||Defender Thomas Stewart, a bookseller in Glasgow, released a book consisting of previously unpublished letters from the late poet Robert Burns to "Clarinda" (Agnes Macelhose), who consented to the letters’ publication. Booksellers Cadell and Davies in London and William Creech in Edinburgh owned the rights to all of Burns's compositions, and they petitioned the court for an interdict against Stewart's publication. The brother and children of Robert Burns appeared in court to support the petition. The booksellers and family members, as pursuers, claimed that the interdict was warranted because Burns had not transferred his rights to the letters by sending the documents to Clarinda.

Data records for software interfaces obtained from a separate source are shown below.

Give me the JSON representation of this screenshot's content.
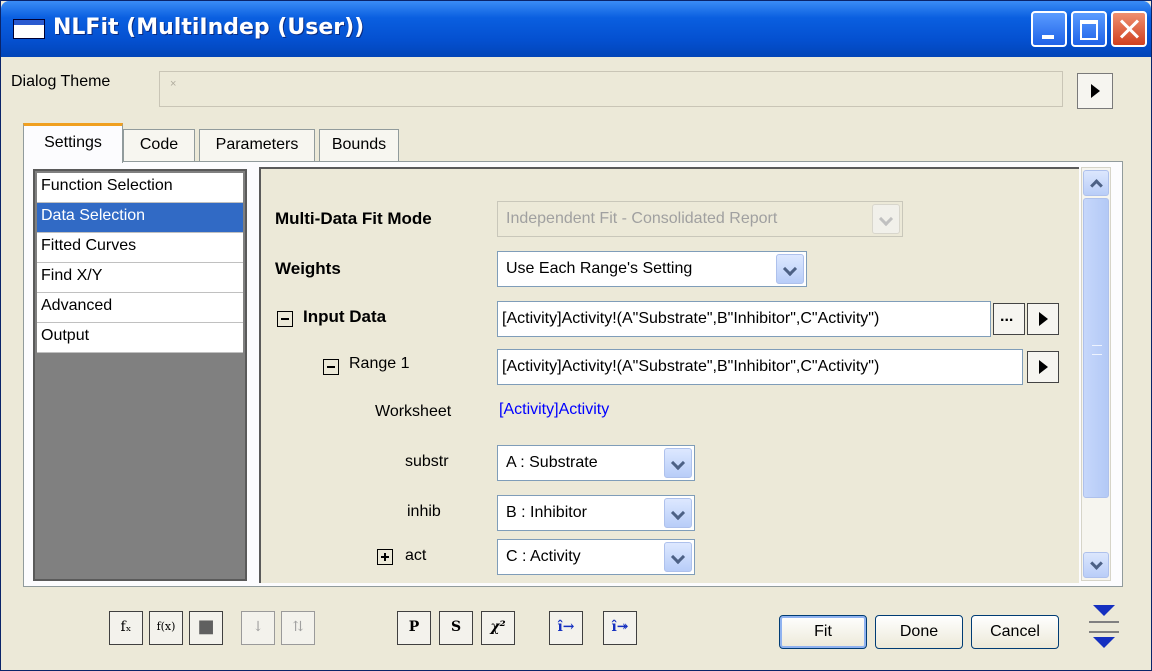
{
  "window": {
    "title": "NLFit (MultiIndep (User))"
  },
  "theme": {
    "label": "Dialog Theme",
    "value": "×"
  },
  "tabs": [
    {
      "label": "Settings",
      "active": true
    },
    {
      "label": "Code",
      "active": false
    },
    {
      "label": "Parameters",
      "active": false
    },
    {
      "label": "Bounds",
      "active": false
    }
  ],
  "nav": {
    "items": [
      {
        "label": "Function Selection"
      },
      {
        "label": "Data Selection"
      },
      {
        "label": "Fitted Curves"
      },
      {
        "label": "Find X/Y"
      },
      {
        "label": "Advanced"
      },
      {
        "label": "Output"
      }
    ],
    "selected": "Data Selection"
  },
  "form": {
    "fit_mode": {
      "label": "Multi-Data Fit Mode",
      "value": "Independent Fit - Consolidated Report"
    },
    "weights": {
      "label": "Weights",
      "value": "Use Each Range's Setting"
    },
    "input_data": {
      "label": "Input Data",
      "value": "[Activity]Activity!(A\"Substrate\",B\"Inhibitor\",C\"Activity\")",
      "browse": "..."
    },
    "range1": {
      "label": "Range 1",
      "value": "[Activity]Activity!(A\"Substrate\",B\"Inhibitor\",C\"Activity\")"
    },
    "worksheet": {
      "label": "Worksheet",
      "value": "[Activity]Activity"
    },
    "substr": {
      "label": "substr",
      "value": "A : Substrate"
    },
    "inhib": {
      "label": "inhib",
      "value": "B : Inhibitor"
    },
    "act": {
      "label": "act",
      "value": "C : Activity"
    }
  },
  "toolbar": [
    {
      "name": "fx-settings-icon",
      "glyph": "fₓ",
      "enabled": true
    },
    {
      "name": "function-builder-icon",
      "glyph": "f(x)",
      "enabled": true
    },
    {
      "name": "save-icon",
      "glyph": "■",
      "enabled": true
    },
    {
      "name": "sort-down-icon",
      "glyph": "↓",
      "enabled": false
    },
    {
      "name": "expand-icon",
      "glyph": "⇅",
      "enabled": false
    },
    {
      "name": "parameter-initialize-icon",
      "glyph": "P",
      "enabled": true
    },
    {
      "name": "simplex-icon",
      "glyph": "S",
      "enabled": true
    },
    {
      "name": "chi-square-icon",
      "glyph": "χ²",
      "enabled": true
    },
    {
      "name": "one-iteration-icon",
      "glyph": "î→",
      "enabled": true
    },
    {
      "name": "fit-until-converged-icon",
      "glyph": "î↠",
      "enabled": true
    }
  ],
  "buttons": {
    "fit": "Fit",
    "done": "Done",
    "cancel": "Cancel"
  },
  "colors": {
    "titlebar": "#0450d0",
    "selection": "#316ac5",
    "link": "#0000ff",
    "dialog_bg": "#ece9d8"
  }
}
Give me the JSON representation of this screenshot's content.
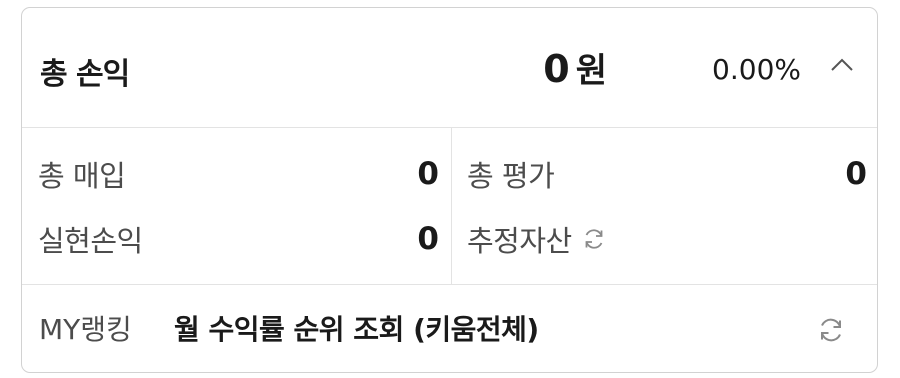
{
  "summary": {
    "title": "총 손익",
    "amount": "0",
    "unit": "원",
    "rate": "0.00%",
    "toggle_icon": "chevron-up-icon"
  },
  "details": {
    "buy_label": "총 매입",
    "buy_value": "0",
    "eval_label": "총 평가",
    "eval_value": "0",
    "realized_label": "실현손익",
    "realized_value": "0",
    "estimated_label": "추정자산",
    "estimated_icon": "refresh-icon"
  },
  "ranking": {
    "label": "MY랭킹",
    "link_text": "월 수익률 순위 조회 (키움전체)",
    "refresh_icon": "refresh-icon"
  },
  "colors": {
    "border": "#d2d2d2",
    "divider": "#e3e3e3",
    "text": "#1a1a1a",
    "label": "#4c4c4c",
    "icon": "#8a8a8a"
  }
}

|Clark v. Bell
||29 Feb 1804
||Statute of limitations, Literary Property, Copyright
||Andrew Bell, an engraver, included pages from James Clark's book in the Encyclopedia Britannica without permission. James Clark claimed that he had the copyright to the information, but Bell argued that the statute of limitations had expired on the claim. The case had originally been heard by a Lord Ordinary who had required Bell to return the pages to Clark. However, Bell appealed the statute of limitations issue to the higher court, which agreed with him that it was possible Clark's claim to the material had expired. As a result, the case was remanded to the Lord Ordinary to reconsider the penalty he had imposed requiring Bell to return the pages to Clark.
Note: Clark is indexed as "Clerk" in the digest.
|Hinton v. Donaldson
||28 Jul 1773
||This case was about the right to publish a literary work. Stephen Austin obtained a patent from the Crown to publish the second edition of “A New History of the Holy Bible,” by Rev. Thomas Stackhouse. Austin died, leaving his estate to his wife, Elizabeth. She then died after marrying John Hinton, the pursuer. In 1765, defender James Meurose completed another edition of Stackhouse’s book, and in 1767, defenders Alexander Donaldson and John Wood agreed to reprint copies of certain volumes. Hinton sued all three men on the ground that the new edition violated his common law property right in the work. By this time, the patent had expired, and there was no statutory claim. The defenders argued that the common law of Scotland did not provide a perpetual right to so-called literary property.